The civil clerk’s office has $25.7 million in reserves, or about 175% of its operating budget. However, the clerk’s budget assigns all of the reserves to various purposes and projects. This includes $17.4 million set aside to cover accrued post-employment benefits, such as pensions and health insurance, in case future revenues are insufficient to cover these costs. The office is not required to maintain these reserves. This is a belt-and-suspenders budgetary approach that few government entities could afford. For example, the City would have to set aside more than $1 billion to cover its accrued post-employment benefits. The clerk’s office told BGR that it is in the process of evaluating the extent of any future contributions that it might make to the courthouse project above the statutorily-required special filing fee. The factors the clerk will consider include, among other things, the cost of the project, the size of the space allocated to the clerk’s office, the level of contributions by other occupants and whether the court entities could relocate to a potential new City Hall.

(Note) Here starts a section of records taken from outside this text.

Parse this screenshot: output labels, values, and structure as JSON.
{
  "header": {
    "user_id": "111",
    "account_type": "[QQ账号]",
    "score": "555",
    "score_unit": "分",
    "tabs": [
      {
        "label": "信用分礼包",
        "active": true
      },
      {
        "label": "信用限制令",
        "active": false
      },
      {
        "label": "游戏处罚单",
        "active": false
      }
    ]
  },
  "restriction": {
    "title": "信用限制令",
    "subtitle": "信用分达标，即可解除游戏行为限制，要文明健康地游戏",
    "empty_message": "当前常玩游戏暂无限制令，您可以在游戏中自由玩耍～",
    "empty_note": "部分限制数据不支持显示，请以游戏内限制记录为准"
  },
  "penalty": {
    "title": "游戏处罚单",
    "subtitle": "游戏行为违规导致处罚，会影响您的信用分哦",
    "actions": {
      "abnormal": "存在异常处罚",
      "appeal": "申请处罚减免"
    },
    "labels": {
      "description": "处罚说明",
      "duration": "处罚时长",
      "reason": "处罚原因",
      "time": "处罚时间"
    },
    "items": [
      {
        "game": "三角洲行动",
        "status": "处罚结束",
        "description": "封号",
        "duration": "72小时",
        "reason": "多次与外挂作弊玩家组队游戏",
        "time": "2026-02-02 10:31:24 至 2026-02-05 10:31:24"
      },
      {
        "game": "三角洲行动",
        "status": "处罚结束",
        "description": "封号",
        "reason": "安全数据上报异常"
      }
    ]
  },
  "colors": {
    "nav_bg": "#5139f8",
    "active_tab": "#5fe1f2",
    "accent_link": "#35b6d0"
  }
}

“The excess funding that the assessor’s office has set aside for new office space is revenue that would otherwise have gone to property tax recipients, many of which are struggling financially.”

The potential renovation is in the early stages and BGR has not taken a position on its merits. However, the problematic funding formula for the assessor’s office raises questions about its participation in the project. The excess funding that the assessor’s office has set aside for new office space is revenue that would otherwise have gone to property tax recipients, many of which are struggling financially. A refund from the assessor’s reserves could help these entities deal with the crisis. Because of this, the assessor should demonstrate that the new office space is a top community priority before participating. If the project does eventually move forward with the assessor’s participation, any contribution by the assessor should take into account the portion of the office space the assessor would utilize. Based on space estimates the judges provided BGR, the assessor’s office would occupy less than 10% of a joint facility.

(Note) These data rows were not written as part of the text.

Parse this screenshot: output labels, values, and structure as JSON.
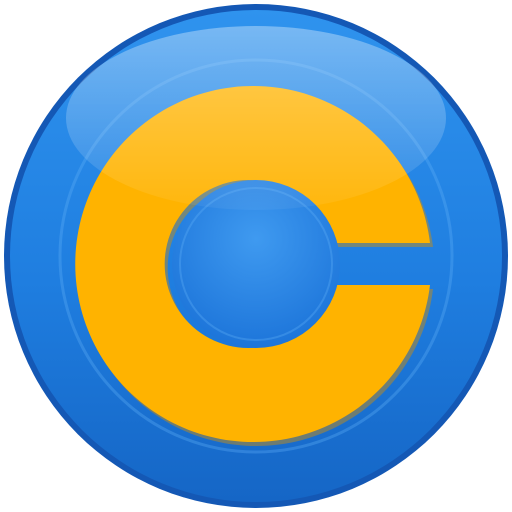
{
  "logo": {
    "icon": "c-letter-logo-icon",
    "colors": {
      "disc_top": "#2f93ee",
      "disc_mid": "#1f7ee0",
      "disc_bottom": "#1566c6",
      "rim_dark": "#1458b5",
      "ring_light": "#5fb0f5",
      "letter": "#ffb300",
      "letter_shadow": "#d88d00",
      "inner_disc": "#1c7ae0",
      "gloss": "#ffffff"
    }
  }
}
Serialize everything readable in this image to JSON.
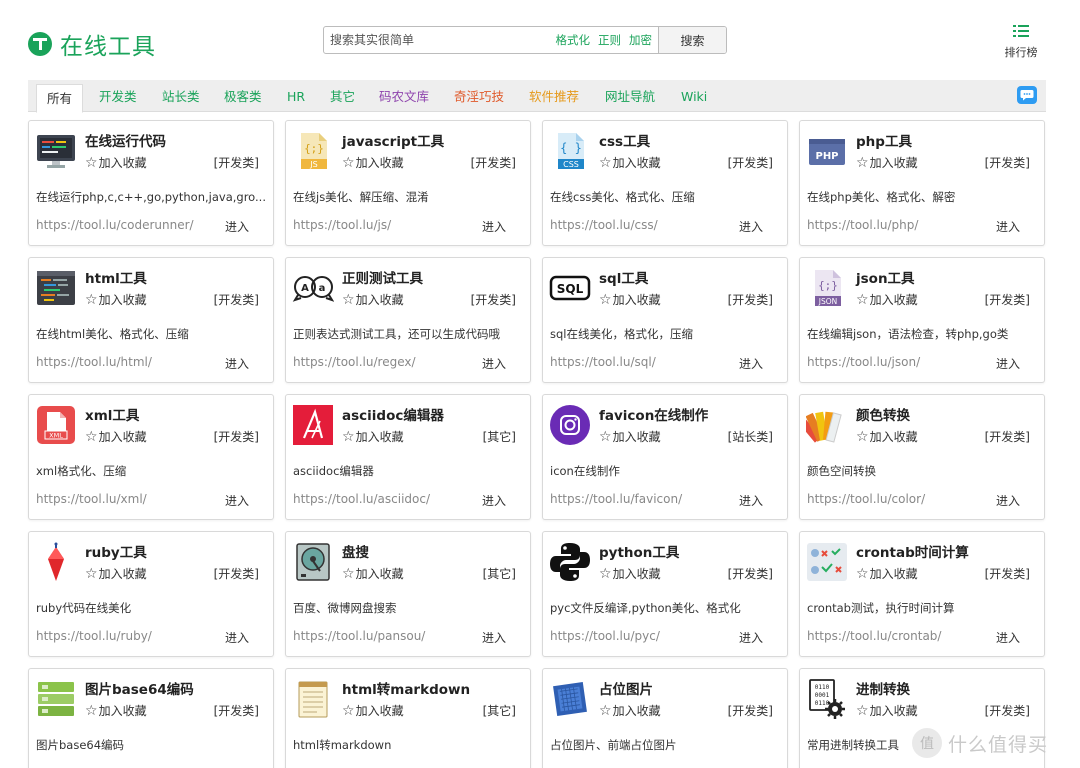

Going forward, as BGR recommended in Assessing the Assessor, State and local policymakers should review the assessor’s unusual funding mechanism to better align it with the office’s needs. Given the excess revenue generated by the assessor’s fee, such a review is essential to ensure the efficient use of limited public resources. This is particularly important as the City, NOLA Public Schools, the Sewerage & Water Board and other local taxing bodies face revenue shortfalls related to the public health crisis or seek additional revenue to address high-priority needs.

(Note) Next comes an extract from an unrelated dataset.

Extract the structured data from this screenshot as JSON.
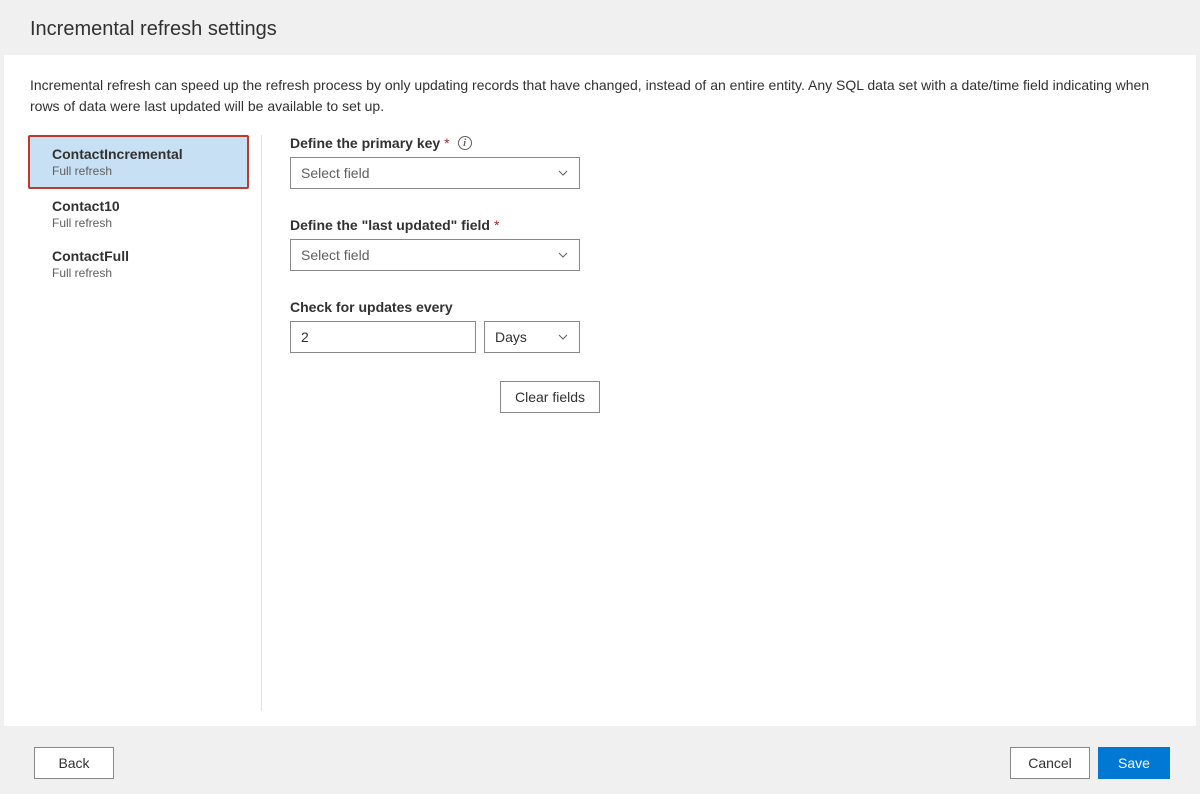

Legislature Approves Bills on Property Reassessment Notifications and Freezes

During the 2020 regular legislative session, lawmakers passed two noteworthy bills concerning property assessments and exemptions. One of them, HB 521 , requires the Orleans Parish assessor to notify homestead-exempt property owners by certified mail when a reappraisal increases the property’s assessed value by more than 50%. The notification must be sent at least 15 days prior to the beginning of the period for appealing reassessments.
The other piece of legislation, HB 525 , places a proposed constitutional amendment on the November 3 ballot to increase the income threshold to qualify for a special assessment level commonly referred to as the “age freeze.” Currently, the constitution shields property owners from an assessment increase by allowing them to “freeze” a property’s total assessment as long as they meet certain requirements. To qualify for the “age freeze,” a property owner must: 1) claim a homestead exemption on the property; 2) be 65 years of age or older; and 3) have an adjusted gross income that does not exceed $78,186. The proposed amendment would increase the income threshold to $100,000. Starting in 2026, the threshold would be adjusted annually based on changes in the U.S. Consumer Price Index to offset the effect of inflation.
BGR has not taken a position on either piece of legislation but summarizes them here for information purposes only.

Click below to join our email list to receive this free newsletter and notices of other reports, events and news from the Bureau of Governmental Research.

Join Our Email List

Previous Next